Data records
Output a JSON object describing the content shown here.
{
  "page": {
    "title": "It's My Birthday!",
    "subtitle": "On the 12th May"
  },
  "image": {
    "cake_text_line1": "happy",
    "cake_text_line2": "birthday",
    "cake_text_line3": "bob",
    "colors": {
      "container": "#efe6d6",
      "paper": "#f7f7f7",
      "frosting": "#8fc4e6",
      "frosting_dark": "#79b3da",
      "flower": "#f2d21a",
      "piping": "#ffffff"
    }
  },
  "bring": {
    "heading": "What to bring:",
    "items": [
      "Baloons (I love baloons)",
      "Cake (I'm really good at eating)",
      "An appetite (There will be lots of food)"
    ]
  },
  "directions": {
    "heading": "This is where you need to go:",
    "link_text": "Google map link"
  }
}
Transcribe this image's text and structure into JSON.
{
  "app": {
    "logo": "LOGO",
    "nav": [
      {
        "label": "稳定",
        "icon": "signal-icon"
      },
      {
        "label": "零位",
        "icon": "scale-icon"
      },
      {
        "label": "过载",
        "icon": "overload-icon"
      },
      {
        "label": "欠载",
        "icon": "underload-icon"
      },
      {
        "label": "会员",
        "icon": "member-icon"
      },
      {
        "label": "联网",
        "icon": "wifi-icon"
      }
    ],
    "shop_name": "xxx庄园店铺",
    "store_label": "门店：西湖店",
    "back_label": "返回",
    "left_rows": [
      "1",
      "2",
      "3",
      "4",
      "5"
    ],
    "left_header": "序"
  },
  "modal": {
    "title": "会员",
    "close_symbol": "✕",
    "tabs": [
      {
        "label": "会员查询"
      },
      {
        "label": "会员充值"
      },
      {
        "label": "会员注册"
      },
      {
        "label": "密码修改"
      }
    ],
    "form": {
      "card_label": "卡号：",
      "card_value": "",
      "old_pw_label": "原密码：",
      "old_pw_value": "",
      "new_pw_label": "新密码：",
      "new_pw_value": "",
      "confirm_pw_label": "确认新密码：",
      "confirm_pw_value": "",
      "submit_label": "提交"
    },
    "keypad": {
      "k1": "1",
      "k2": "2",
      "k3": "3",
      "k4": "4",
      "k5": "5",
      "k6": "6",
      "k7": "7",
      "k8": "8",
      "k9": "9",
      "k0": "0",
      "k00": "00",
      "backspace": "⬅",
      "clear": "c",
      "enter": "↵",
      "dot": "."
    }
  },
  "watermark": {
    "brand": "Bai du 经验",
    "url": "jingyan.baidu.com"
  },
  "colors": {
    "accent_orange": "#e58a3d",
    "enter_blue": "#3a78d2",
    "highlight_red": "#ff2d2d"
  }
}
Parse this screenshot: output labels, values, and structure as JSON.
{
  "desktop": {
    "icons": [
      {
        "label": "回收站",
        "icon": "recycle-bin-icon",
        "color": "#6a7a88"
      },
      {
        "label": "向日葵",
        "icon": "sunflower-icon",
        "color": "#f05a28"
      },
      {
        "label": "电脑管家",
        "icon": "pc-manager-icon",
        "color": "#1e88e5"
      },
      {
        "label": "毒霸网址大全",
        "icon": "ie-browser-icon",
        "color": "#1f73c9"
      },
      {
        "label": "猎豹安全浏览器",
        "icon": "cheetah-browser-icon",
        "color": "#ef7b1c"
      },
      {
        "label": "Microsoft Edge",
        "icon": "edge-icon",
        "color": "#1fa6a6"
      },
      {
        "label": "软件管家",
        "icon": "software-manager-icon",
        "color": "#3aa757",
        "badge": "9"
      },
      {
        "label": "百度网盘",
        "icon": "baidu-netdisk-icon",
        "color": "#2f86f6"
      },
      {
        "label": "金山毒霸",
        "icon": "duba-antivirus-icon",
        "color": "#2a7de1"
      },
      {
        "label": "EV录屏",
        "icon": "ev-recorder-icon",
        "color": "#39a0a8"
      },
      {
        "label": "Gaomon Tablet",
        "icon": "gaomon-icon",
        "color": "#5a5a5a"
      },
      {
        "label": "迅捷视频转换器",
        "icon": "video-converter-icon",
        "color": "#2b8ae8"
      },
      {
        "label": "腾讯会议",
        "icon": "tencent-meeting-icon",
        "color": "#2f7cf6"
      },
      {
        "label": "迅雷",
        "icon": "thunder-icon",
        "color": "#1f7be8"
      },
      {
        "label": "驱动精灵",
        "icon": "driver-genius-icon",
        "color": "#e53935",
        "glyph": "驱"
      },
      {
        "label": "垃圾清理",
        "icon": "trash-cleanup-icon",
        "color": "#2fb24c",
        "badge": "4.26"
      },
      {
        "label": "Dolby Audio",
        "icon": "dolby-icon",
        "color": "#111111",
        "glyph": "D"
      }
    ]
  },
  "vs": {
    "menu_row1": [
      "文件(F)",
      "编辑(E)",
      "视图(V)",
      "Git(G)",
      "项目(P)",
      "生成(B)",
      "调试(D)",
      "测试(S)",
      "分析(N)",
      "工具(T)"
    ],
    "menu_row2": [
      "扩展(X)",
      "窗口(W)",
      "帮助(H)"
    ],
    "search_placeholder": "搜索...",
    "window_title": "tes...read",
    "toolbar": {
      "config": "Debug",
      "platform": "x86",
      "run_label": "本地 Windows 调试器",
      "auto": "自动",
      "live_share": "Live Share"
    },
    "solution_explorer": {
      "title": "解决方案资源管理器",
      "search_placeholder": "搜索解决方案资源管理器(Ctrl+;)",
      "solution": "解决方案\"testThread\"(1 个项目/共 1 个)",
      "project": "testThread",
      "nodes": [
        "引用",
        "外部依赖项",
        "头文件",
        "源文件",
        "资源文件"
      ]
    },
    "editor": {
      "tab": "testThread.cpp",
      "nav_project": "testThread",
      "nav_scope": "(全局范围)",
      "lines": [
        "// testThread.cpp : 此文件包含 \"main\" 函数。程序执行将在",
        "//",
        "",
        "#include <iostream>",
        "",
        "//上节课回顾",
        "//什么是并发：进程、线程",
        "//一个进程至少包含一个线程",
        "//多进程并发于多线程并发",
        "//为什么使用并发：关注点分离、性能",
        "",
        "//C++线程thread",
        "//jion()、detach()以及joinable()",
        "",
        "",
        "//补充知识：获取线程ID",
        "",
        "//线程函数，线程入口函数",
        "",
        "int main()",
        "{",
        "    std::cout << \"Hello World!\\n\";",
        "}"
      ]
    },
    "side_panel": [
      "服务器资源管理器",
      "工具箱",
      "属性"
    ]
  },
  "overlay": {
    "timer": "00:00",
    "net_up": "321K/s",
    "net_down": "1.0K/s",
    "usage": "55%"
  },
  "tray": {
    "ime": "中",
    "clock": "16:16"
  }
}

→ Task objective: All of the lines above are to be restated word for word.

→ Answer space:
Output a JSON object describing the content shown here.
{
  "page": {
    "title": "It's My Birthday!",
    "subtitle": "On the 12th May"
  },
  "image": {
    "cake_text_line1": "happy",
    "cake_text_line2": "birthday",
    "cake_text_line3": "bob",
    "colors": {
      "container": "#efe6d6",
      "paper": "#f7f7f7",
      "frosting": "#8fc4e6",
      "frosting_dark": "#79b3da",
      "flower": "#f2d21a",
      "piping": "#ffffff"
    }
  },
  "bring": {
    "heading": "What to bring:",
    "items": [
      "Baloons (I love baloons)",
      "Cake (I'm really good at eating)",
      "An appetite (There will be lots of food)"
    ]
  },
  "directions": {
    "heading": "This is where you need to go:",
    "link_text": "Google map link"
  }
}
Transcribe this image's text and structure into JSON.
{
  "app": {
    "logo": "LOGO",
    "nav": [
      {
        "label": "稳定",
        "icon": "signal-icon"
      },
      {
        "label": "零位",
        "icon": "scale-icon"
      },
      {
        "label": "过载",
        "icon": "overload-icon"
      },
      {
        "label": "欠载",
        "icon": "underload-icon"
      },
      {
        "label": "会员",
        "icon": "member-icon"
      },
      {
        "label": "联网",
        "icon": "wifi-icon"
      }
    ],
    "shop_name": "xxx庄园店铺",
    "store_label": "门店：西湖店",
    "back_label": "返回",
    "left_rows": [
      "1",
      "2",
      "3",
      "4",
      "5"
    ],
    "left_header": "序"
  },
  "modal": {
    "title": "会员",
    "close_symbol": "✕",
    "tabs": [
      {
        "label": "会员查询"
      },
      {
        "label": "会员充值"
      },
      {
        "label": "会员注册"
      },
      {
        "label": "密码修改"
      }
    ],
    "form": {
      "card_label": "卡号：",
      "card_value": "",
      "old_pw_label": "原密码：",
      "old_pw_value": "",
      "new_pw_label": "新密码：",
      "new_pw_value": "",
      "confirm_pw_label": "确认新密码：",
      "confirm_pw_value": "",
      "submit_label": "提交"
    },
    "keypad": {
      "k1": "1",
      "k2": "2",
      "k3": "3",
      "k4": "4",
      "k5": "5",
      "k6": "6",
      "k7": "7",
      "k8": "8",
      "k9": "9",
      "k0": "0",
      "k00": "00",
      "backspace": "⬅",
      "clear": "c",
      "enter": "↵",
      "dot": "."
    }
  },
  "watermark": {
    "brand": "Bai du 经验",
    "url": "jingyan.baidu.com"
  },
  "colors": {
    "accent_orange": "#e58a3d",
    "enter_blue": "#3a78d2",
    "highlight_red": "#ff2d2d"
  }
}
Parse this screenshot: output labels, values, and structure as JSON.
{
  "desktop": {
    "icons": [
      {
        "label": "回收站",
        "icon": "recycle-bin-icon",
        "color": "#6a7a88"
      },
      {
        "label": "向日葵",
        "icon": "sunflower-icon",
        "color": "#f05a28"
      },
      {
        "label": "电脑管家",
        "icon": "pc-manager-icon",
        "color": "#1e88e5"
      },
      {
        "label": "毒霸网址大全",
        "icon": "ie-browser-icon",
        "color": "#1f73c9"
      },
      {
        "label": "猎豹安全浏览器",
        "icon": "cheetah-browser-icon",
        "color": "#ef7b1c"
      },
      {
        "label": "Microsoft Edge",
        "icon": "edge-icon",
        "color": "#1fa6a6"
      },
      {
        "label": "软件管家",
        "icon": "software-manager-icon",
        "color": "#3aa757",
        "badge": "9"
      },
      {
        "label": "百度网盘",
        "icon": "baidu-netdisk-icon",
        "color": "#2f86f6"
      },
      {
        "label": "金山毒霸",
        "icon": "duba-antivirus-icon",
        "color": "#2a7de1"
      },
      {
        "label": "EV录屏",
        "icon": "ev-recorder-icon",
        "color": "#39a0a8"
      },
      {
        "label": "Gaomon Tablet",
        "icon": "gaomon-icon",
        "color": "#5a5a5a"
      },
      {
        "label": "迅捷视频转换器",
        "icon": "video-converter-icon",
        "color": "#2b8ae8"
      },
      {
        "label": "腾讯会议",
        "icon": "tencent-meeting-icon",
        "color": "#2f7cf6"
      },
      {
        "label": "迅雷",
        "icon": "thunder-icon",
        "color": "#1f7be8"
      },
      {
        "label": "驱动精灵",
        "icon": "driver-genius-icon",
        "color": "#e53935",
        "glyph": "驱"
      },
      {
        "label": "垃圾清理",
        "icon": "trash-cleanup-icon",
        "color": "#2fb24c",
        "badge": "4.26"
      },
      {
        "label": "Dolby Audio",
        "icon": "dolby-icon",
        "color": "#111111",
        "glyph": "D"
      }
    ]
  },
  "vs": {
    "menu_row1": [
      "文件(F)",
      "编辑(E)",
      "视图(V)",
      "Git(G)",
      "项目(P)",
      "生成(B)",
      "调试(D)",
      "测试(S)",
      "分析(N)",
      "工具(T)"
    ],
    "menu_row2": [
      "扩展(X)",
      "窗口(W)",
      "帮助(H)"
    ],
    "search_placeholder": "搜索...",
    "window_title": "tes...read",
    "toolbar": {
      "config": "Debug",
      "platform": "x86",
      "run_label": "本地 Windows 调试器",
      "auto": "自动",
      "live_share": "Live Share"
    },
    "solution_explorer": {
      "title": "解决方案资源管理器",
      "search_placeholder": "搜索解决方案资源管理器(Ctrl+;)",
      "solution": "解决方案\"testThread\"(1 个项目/共 1 个)",
      "project": "testThread",
      "nodes": [
        "引用",
        "外部依赖项",
        "头文件",
        "源文件",
        "资源文件"
      ]
    },
    "editor": {
      "tab": "testThread.cpp",
      "nav_project": "testThread",
      "nav_scope": "(全局范围)",
      "lines": [
        "// testThread.cpp : 此文件包含 \"main\" 函数。程序执行将在",
        "//",
        "",
        "#include <iostream>",
        "",
        "//上节课回顾",
        "//什么是并发：进程、线程",
        "//一个进程至少包含一个线程",
        "//多进程并发于多线程并发",
        "//为什么使用并发：关注点分离、性能",
        "",
        "//C++线程thread",
        "//jion()、detach()以及joinable()",
        "",
        "",
        "//补充知识：获取线程ID",
        "",
        "//线程函数，线程入口函数",
        "",
        "int main()",
        "{",
        "    std::cout << \"Hello World!\\n\";",
        "}"
      ]
    },
    "side_panel": [
      "服务器资源管理器",
      "工具箱",
      "属性"
    ]
  },
  "overlay": {
    "timer": "00:00",
    "net_up": "321K/s",
    "net_down": "1.0K/s",
    "usage": "55%"
  },
  "tray": {
    "ime": "中",
    "clock": "16:16"
  }
}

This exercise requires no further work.